I watched Tom Shadyac’s documentary, ‘I Am’ a second time last night. I’m getting lucky with films lately, because this is another great one that I wholeheartedly recommend.
Shadyac directed a lot of silly, insanely successful movies like ‘Bruce Almighty’ and the ‘Ace Ventura’ franchise. He was living on the rooftop of the world by our economic and social standards. He flew by private jet, lived in the hills of Beverly, had a glamorous, gorgeous wife. He banked money and bought whatever he wanted. His films won award after award.
But one day, he was involved in a bicycling crash and suffered a devastating concussion. His body was broken. His brain didn’t work reliably for a while. His pain got worse. He went from doctor to surgeon to psychiatrist. He became severely depressed.
This got Shadyac to thinking. The private jet, house in Beverly Hills, trophy wife – none provided the comfort he needed. He thought about death. He isolated himself. His wife left him. The trappings he surrounded himself with left him empty and lonely.

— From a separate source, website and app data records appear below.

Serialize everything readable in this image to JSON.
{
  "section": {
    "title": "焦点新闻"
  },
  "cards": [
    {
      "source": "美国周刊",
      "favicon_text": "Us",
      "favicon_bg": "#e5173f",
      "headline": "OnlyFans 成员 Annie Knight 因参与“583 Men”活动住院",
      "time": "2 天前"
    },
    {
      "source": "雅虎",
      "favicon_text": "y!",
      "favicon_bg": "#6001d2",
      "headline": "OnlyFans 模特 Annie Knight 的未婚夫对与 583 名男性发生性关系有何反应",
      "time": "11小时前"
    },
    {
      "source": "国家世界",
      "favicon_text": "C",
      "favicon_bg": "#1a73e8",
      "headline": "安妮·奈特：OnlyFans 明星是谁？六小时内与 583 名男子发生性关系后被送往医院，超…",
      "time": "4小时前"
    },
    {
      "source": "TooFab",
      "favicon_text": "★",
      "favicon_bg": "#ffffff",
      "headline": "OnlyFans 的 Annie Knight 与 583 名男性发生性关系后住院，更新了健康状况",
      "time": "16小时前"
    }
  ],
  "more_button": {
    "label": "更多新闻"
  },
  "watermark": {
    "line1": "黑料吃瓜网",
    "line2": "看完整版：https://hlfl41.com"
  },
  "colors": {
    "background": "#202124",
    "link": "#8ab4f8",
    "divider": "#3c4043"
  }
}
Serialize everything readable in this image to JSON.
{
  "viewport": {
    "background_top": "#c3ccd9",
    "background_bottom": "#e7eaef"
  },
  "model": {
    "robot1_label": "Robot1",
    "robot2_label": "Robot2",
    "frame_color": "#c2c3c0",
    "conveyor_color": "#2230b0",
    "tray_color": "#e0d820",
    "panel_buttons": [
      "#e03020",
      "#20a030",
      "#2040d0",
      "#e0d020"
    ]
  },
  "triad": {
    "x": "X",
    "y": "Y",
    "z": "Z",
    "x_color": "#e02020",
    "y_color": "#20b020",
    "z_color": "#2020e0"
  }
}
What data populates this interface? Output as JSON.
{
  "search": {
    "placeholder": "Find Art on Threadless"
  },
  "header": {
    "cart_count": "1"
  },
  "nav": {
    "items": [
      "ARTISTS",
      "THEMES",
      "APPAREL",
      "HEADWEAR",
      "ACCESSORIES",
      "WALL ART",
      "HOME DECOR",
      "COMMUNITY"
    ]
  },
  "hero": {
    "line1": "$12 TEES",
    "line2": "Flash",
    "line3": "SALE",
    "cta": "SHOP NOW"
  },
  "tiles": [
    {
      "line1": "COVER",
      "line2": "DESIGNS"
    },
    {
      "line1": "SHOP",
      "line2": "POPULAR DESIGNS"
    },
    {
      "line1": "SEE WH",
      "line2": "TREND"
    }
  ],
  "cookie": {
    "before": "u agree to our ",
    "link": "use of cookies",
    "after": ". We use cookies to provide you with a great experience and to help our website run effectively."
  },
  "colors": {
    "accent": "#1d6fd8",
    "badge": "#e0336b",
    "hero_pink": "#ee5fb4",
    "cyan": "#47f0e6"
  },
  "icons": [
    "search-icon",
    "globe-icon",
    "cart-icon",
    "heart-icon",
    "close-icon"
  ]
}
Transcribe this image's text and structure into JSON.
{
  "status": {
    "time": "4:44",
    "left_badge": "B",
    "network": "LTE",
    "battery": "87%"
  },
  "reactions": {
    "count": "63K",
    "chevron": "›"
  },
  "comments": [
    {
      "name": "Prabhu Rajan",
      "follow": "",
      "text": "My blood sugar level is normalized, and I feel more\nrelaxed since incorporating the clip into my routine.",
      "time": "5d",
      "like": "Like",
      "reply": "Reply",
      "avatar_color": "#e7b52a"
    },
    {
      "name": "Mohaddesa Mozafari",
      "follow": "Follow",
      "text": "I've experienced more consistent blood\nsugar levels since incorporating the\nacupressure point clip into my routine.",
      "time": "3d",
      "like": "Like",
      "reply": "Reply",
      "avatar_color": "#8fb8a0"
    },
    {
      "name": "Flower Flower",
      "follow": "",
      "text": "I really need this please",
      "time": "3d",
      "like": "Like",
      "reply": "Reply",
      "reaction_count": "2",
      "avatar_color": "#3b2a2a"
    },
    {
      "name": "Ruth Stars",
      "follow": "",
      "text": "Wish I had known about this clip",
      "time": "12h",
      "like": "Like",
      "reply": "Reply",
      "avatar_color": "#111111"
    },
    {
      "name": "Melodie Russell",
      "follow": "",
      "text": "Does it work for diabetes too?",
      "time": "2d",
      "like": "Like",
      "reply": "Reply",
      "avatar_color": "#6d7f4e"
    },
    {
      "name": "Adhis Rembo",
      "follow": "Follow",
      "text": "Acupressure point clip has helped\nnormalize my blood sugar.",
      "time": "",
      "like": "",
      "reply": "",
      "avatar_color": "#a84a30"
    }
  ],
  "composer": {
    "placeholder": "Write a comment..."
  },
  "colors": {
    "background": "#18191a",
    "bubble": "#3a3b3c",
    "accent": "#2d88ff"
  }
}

They didn’t do what they were supposed to do – keep him safe.
Today, Shadyac is in good health again, still wealthy, but living by choice in a mobile home and on a modest income. His rides his bike to work, works to relive planetary, human, and animal suffering, remains single, reads a lot, and makes no goofy movies.
But he did make ‘I Am’. ‘I Am’ is an unfolding of his understandings since the crash. He speaks with academics and thinkers like John Francis, Noam Chomsky, David Suzuki, Lynne McTaggart, Coleman Barks, Thom Hartman, and my absolute favorite person, the late Howard Zinn. He asks them: “What’s wrong with the world?” “What can we do to make it right?”
The answers roll in.
Our problems include our self-made separation from the natural world; the falsehood of materialism as a path to happiness; the monster we made called the ‘economy’; the ways in which we multiply our wants day after day; our abuse of the planet and its inhabitants; our abuse of other humans.
What can we do to make it right? That’s tough, because this world that we’ve imagined into existence is rotten at the core. Humans are reaching the limits of our growth on this planet. We’re using up every piece of it. It won’t be long before change is forced in order to create a sustainable society that won’t implode.
We live in a world that involves very deep connections: we’re all made of non-local ‘stuff’. There is no separation: only the illusion of separation created by what we see with our eyes. We need to understand that everything, everywhere, is connected at all times.
We took a wrong turn when we localized everything – my country, my land, my money, my spouse, my house, my children, my deity, my success, my failures, my joy, my pain, my experiences, my birth, my suffering, my death – and turned life into a competitive sport of keeping safe what’s ‘mine’. We dig pits to trap others, and we fall in.
Each day, I know more deeply than the day before my complete non-locality, my connection - body and soul – to the natural world, to all that exists, has existed, and will exist. Every atom of myself is a product of recycling that will be recycled again. And I’ve become more suspicious of the things I want.
I have greater reverence for the garden and feel more intensely my connection to it. It’s born, it grows, it fruits, it ages, and it dies – just like me. It drinks water, breathes air, feels sun, fights for survival, thrives on kindness, and returns to the soil – just like me.
But we’re willingly blind to this. The world we’ve summoned into existence – an anarchy of the strong treading on the weak – has a built-in expiration date. When it expires, we’ll be forced to reinvent. And love-in-action will be a huge part of the redesign.
‘I Am’ articulated what I’ve known, however subconsciously, my whole life. The same things that speak to you speak to me. There’s no division between us, animals, plants, dust, light, countries, cultures, suffering, joy, cars, bikes, trees, young, old, sick, healthy, rich, poor, fat, thin, dark, light, uptown, downtown. There’s only one mass mind. We’re all having this experience of existence together and at once.
Watch this film by yourself, undisturbed, in a quiet room. Give it your complete attention. Watch it more than once.
This is not a utopian dream. It’s a prototype for change that must happen if we’re to survive and be of good use. We all hear the same voice: we all vibrate to the same string. Rumi wrote about interconnectedness. He said, “What was said to the rose to make it open, was also said to me, here in my chest.”
Live in peace.